(Items from an interface collection)
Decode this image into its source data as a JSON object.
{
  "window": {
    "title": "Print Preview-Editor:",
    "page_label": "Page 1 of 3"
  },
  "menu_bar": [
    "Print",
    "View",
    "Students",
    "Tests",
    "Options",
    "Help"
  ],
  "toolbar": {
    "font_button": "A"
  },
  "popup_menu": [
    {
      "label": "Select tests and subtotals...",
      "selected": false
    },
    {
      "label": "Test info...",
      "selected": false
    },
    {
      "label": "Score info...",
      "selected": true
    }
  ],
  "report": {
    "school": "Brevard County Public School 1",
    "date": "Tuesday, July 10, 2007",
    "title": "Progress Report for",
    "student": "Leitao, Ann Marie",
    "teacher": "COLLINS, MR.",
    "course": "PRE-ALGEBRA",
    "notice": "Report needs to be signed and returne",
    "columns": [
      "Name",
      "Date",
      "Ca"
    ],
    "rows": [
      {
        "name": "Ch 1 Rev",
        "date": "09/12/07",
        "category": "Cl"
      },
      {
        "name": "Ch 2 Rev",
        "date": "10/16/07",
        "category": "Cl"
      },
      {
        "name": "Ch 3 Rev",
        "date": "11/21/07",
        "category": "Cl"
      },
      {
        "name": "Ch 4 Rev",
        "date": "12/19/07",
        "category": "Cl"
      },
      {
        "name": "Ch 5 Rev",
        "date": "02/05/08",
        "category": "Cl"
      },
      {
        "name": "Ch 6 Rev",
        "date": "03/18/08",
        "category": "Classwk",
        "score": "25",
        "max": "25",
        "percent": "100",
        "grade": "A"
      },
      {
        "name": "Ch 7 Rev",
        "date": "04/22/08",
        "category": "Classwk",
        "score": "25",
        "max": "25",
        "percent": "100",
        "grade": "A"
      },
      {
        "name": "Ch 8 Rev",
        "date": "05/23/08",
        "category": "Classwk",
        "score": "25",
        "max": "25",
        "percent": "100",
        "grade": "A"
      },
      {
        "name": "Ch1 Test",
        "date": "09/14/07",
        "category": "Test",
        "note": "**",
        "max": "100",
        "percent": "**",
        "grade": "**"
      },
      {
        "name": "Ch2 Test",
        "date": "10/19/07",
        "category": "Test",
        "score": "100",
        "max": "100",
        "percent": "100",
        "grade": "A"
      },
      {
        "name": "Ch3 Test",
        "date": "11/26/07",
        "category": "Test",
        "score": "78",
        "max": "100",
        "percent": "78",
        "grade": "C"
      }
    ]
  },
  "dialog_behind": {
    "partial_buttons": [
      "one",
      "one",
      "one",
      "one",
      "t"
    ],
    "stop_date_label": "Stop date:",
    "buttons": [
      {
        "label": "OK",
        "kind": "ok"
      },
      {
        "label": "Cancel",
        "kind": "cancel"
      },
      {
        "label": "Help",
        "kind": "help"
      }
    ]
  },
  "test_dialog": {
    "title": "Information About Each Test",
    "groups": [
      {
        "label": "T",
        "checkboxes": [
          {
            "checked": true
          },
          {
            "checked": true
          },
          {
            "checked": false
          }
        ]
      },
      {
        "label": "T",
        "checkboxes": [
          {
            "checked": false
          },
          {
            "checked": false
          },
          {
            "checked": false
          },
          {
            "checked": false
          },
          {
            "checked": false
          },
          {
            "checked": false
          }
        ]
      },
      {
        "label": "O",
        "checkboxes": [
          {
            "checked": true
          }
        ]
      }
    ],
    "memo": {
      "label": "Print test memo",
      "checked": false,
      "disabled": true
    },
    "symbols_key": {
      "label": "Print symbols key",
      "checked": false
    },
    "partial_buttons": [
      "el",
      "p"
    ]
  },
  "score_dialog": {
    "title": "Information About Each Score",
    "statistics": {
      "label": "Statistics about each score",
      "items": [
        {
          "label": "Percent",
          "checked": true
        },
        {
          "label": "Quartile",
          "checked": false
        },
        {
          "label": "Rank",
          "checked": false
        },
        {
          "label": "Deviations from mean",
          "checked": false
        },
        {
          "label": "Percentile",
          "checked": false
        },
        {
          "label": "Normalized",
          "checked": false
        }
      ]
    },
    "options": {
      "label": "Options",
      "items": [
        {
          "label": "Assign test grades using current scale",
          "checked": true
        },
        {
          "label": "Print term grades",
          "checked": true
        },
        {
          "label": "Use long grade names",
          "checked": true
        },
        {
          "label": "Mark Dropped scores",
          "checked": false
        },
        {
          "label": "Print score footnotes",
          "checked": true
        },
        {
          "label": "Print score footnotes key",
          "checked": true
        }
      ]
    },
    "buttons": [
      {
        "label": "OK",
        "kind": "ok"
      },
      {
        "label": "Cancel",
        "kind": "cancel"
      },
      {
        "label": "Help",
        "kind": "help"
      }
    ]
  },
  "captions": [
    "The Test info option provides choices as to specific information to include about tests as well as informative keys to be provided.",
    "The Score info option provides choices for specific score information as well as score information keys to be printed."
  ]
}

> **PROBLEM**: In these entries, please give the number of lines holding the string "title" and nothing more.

> **ANSWER SPACE**: 4